The fastest SSDs have an access time of around 0.11ms, and random write speeds going as high as 31.7 MB/s. Sequential write speeds on some models are as high as 240MB/s and read speeds are faster as well at around 260 MB/s, close to the limit of the SATA II specification.
SSDs do lose performance over time as well, due to the fundamental way in which NAND flash works. 1 or 2 bits of data are stored per cell (1bit for SLC and 2bits for MLC), cells are grouped into pages, being the smallest readable/writeable structure in a SSD, with 4KB pages being common today. Pages are grouped together into blocks, with usually 128 pages per block. A block is the smallest structure that can be erased in a NAND-flash device, so while you can read from and write to a page, you can only erase a block. This is where the problem lies.
For example, if you have a block with 384KB of data and delete 128KB, as with with hard disk drives, the data doesn’t get deleted, the OS marks it as invalid. So, to the OS you have 256KB “free” space while in actual fact there’s only 128KB free in that block (256KB valid data and 128 invalid data). Now if you try to save 256KB of data to that block, the initial 256KB of valid data needs to be copied to memory(or local cache if the SSD supports it), the whole block erased, then the 512KB of data written to the block. Even while taking this delay into account, SSDs are still significantly faster than standard hard disks.

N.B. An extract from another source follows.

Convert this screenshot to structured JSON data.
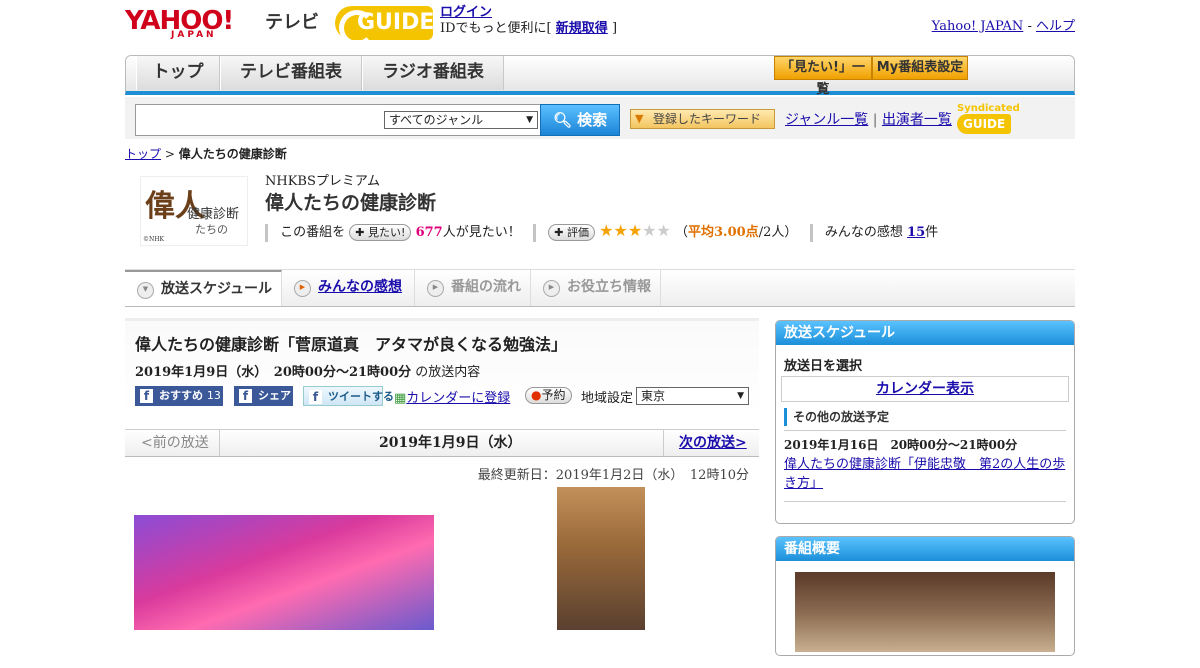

In part 2 we’ll look at the SSDs available in the South African market, how you can claim back lost performance, and why you shouldn’t purchase a SSD with a JMicron controller.